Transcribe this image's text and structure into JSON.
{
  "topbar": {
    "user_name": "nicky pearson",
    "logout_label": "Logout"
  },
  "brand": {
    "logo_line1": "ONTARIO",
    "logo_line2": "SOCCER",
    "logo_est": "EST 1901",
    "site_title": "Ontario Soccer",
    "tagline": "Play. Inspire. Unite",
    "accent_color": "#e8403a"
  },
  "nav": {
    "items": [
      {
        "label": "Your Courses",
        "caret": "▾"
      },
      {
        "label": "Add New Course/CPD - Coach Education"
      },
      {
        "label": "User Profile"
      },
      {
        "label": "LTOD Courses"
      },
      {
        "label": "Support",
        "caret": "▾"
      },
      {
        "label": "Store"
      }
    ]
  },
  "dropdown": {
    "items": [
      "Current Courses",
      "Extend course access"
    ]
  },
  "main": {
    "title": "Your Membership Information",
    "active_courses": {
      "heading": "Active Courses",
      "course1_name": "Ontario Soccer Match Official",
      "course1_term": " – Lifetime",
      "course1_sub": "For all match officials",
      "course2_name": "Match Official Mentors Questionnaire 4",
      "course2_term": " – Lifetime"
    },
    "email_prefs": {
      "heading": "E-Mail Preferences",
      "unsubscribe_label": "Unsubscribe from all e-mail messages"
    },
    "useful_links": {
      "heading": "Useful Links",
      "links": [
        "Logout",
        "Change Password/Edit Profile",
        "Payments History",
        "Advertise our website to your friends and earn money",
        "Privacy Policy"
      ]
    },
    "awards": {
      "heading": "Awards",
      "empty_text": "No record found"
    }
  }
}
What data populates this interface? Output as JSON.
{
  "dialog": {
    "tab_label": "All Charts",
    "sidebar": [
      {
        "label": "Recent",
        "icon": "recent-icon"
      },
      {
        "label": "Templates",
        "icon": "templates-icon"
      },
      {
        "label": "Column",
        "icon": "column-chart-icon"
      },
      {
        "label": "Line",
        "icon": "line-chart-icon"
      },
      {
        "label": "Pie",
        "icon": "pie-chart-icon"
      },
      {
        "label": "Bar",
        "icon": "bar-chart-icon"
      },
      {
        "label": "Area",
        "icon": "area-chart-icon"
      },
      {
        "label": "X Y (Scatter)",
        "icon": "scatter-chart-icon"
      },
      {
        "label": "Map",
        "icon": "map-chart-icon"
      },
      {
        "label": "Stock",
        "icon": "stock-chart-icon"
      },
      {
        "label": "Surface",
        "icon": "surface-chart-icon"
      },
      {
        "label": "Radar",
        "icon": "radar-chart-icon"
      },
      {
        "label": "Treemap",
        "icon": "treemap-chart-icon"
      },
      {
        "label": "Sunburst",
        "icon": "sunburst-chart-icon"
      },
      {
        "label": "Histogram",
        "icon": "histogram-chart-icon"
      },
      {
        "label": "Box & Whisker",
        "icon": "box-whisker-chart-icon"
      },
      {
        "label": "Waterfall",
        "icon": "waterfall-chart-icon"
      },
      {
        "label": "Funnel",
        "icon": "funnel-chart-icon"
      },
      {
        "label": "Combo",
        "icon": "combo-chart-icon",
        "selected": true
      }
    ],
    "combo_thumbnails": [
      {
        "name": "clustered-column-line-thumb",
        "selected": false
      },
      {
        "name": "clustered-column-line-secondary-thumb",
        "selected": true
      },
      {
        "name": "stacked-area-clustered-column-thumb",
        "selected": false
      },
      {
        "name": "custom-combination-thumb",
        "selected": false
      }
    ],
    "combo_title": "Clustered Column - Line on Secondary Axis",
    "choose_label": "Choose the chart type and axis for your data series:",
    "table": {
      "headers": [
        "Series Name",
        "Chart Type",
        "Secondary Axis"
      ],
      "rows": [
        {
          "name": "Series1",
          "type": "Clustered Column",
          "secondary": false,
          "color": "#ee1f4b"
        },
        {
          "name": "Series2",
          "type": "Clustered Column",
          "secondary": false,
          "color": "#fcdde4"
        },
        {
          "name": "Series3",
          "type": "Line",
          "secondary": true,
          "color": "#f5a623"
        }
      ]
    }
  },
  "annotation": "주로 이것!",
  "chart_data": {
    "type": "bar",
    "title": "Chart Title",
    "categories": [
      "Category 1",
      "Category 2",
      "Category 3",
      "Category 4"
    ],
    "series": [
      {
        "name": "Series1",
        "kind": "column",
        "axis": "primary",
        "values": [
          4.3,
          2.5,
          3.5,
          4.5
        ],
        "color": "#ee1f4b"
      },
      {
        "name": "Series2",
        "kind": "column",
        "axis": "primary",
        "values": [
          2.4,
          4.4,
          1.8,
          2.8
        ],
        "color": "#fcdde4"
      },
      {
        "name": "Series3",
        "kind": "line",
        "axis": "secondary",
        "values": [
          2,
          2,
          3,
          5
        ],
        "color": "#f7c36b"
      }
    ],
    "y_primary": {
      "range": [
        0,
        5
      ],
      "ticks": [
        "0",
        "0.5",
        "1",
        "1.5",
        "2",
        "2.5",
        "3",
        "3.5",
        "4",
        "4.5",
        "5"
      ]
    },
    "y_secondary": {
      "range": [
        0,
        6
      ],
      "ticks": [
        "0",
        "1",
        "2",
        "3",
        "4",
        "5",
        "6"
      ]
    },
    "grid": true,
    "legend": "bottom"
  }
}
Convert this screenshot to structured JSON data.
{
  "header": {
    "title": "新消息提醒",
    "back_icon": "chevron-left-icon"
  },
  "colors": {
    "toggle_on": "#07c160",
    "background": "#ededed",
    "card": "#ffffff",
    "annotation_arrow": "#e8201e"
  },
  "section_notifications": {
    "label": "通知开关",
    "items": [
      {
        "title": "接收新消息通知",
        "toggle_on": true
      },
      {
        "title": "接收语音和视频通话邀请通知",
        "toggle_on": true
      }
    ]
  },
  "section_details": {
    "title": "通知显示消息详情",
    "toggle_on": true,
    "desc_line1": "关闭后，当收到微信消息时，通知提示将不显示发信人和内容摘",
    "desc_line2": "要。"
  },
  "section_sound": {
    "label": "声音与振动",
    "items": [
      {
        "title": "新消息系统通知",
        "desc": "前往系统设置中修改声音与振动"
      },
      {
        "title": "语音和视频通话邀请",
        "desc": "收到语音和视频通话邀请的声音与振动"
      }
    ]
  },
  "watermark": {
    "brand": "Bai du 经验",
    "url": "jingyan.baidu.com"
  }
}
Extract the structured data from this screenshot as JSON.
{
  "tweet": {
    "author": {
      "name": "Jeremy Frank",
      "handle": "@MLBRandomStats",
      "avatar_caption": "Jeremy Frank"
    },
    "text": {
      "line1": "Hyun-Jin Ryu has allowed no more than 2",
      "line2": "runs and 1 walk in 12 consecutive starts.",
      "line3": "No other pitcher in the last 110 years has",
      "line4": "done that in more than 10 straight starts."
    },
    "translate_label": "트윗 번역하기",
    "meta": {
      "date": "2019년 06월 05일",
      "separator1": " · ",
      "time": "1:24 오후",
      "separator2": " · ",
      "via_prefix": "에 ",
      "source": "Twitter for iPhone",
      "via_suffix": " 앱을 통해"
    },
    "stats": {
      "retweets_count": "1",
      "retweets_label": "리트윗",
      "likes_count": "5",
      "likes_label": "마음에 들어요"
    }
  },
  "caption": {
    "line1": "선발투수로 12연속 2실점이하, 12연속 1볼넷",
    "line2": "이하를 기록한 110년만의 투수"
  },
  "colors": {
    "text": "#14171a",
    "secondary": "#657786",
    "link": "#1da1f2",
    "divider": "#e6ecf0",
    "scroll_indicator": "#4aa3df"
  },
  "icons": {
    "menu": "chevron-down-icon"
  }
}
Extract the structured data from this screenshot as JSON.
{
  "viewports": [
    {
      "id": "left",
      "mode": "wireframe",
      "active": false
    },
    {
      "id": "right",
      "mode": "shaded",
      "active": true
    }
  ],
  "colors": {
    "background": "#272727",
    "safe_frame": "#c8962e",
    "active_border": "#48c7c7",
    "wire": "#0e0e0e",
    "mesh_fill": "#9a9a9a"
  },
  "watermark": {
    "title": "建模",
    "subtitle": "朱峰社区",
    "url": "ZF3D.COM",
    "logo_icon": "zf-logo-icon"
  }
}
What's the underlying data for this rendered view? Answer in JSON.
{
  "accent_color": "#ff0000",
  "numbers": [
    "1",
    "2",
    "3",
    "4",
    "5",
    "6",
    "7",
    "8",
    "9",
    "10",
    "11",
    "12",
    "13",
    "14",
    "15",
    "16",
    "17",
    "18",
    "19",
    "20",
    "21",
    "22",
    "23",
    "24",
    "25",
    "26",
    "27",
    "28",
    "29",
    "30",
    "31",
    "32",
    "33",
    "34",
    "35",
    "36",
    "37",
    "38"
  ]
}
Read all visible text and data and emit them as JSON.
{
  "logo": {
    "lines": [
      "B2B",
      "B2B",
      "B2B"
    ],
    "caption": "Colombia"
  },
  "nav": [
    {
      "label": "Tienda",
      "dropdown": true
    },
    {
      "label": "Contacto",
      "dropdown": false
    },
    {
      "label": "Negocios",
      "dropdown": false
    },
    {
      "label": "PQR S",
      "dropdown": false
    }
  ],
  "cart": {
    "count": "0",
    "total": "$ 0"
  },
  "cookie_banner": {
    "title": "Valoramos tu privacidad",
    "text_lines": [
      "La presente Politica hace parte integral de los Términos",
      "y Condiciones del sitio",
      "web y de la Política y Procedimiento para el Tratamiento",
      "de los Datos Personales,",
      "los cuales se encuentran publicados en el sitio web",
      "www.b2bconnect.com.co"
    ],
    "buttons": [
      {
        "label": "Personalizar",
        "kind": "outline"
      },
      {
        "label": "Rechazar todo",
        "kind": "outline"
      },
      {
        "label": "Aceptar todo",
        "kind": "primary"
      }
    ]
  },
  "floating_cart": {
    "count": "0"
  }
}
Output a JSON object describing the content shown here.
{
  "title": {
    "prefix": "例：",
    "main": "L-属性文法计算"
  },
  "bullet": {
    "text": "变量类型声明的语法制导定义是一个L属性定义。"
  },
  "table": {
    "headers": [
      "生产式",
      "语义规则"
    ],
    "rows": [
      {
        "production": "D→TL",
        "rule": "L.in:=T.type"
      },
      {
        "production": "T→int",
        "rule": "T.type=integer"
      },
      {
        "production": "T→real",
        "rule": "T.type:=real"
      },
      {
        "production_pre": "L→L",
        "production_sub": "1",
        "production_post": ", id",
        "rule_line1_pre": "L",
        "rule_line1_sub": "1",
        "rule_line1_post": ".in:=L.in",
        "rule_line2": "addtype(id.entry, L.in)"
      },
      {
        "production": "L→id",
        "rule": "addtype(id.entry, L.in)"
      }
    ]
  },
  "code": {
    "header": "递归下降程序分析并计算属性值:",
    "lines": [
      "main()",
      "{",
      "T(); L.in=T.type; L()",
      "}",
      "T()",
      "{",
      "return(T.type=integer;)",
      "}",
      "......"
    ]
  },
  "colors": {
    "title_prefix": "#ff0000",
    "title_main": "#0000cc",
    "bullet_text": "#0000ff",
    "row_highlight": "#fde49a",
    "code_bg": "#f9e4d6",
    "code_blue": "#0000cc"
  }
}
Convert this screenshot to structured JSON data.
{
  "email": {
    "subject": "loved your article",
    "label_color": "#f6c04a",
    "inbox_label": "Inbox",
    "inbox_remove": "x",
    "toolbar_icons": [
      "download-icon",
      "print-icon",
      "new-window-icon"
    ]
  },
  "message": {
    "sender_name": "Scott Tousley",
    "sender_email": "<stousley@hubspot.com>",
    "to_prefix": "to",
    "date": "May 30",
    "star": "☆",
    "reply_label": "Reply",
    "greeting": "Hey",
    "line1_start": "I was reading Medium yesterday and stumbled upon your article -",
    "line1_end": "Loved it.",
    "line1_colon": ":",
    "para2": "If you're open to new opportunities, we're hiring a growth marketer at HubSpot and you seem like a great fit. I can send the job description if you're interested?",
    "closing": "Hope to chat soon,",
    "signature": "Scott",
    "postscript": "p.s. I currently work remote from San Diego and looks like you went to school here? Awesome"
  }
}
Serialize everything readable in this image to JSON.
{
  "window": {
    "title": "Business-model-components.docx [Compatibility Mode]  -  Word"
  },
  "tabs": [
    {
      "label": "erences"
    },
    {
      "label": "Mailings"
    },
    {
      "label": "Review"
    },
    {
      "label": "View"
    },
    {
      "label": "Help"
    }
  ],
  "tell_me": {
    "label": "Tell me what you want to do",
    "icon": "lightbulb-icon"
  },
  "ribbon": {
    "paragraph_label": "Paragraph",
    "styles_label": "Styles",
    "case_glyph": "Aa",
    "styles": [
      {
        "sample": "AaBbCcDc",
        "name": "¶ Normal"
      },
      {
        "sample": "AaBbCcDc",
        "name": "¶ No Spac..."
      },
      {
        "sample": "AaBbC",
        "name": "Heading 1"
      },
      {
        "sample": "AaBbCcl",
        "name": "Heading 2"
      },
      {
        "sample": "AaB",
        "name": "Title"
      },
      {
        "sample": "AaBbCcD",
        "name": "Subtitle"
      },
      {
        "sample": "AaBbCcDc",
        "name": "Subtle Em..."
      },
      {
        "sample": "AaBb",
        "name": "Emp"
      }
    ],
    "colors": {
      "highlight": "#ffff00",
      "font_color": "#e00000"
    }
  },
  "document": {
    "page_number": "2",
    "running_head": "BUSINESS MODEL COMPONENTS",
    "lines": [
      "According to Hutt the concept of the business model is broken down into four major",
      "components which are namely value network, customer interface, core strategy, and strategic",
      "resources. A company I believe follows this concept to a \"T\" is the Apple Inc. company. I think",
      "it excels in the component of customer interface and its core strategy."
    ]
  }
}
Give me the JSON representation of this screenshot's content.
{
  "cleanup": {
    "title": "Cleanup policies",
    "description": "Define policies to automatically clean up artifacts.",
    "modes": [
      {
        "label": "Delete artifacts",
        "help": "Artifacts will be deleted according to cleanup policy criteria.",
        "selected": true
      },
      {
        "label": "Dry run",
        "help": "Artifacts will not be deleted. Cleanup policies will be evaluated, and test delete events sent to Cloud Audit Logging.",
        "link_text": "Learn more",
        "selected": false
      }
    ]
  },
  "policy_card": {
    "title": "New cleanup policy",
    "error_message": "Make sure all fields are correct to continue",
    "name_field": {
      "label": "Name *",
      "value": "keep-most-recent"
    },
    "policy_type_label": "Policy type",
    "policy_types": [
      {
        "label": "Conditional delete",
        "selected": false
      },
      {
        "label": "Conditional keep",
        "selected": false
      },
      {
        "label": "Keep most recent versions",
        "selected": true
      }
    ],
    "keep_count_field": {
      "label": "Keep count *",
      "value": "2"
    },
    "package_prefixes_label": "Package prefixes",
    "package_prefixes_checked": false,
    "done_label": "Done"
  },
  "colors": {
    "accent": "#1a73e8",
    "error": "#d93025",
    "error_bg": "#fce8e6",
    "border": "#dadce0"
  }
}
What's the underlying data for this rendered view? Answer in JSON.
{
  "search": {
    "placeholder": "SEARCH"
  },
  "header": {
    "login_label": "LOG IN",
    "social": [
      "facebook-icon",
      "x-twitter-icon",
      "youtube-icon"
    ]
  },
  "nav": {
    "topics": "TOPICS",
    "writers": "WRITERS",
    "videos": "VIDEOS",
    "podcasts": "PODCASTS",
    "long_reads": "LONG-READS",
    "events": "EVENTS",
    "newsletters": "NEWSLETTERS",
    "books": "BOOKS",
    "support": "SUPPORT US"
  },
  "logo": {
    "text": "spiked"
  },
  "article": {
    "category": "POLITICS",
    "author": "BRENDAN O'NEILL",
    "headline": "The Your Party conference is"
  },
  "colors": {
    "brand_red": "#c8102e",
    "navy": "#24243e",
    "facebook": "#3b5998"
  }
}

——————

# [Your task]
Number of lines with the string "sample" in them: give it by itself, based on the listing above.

# [Output of the task]
8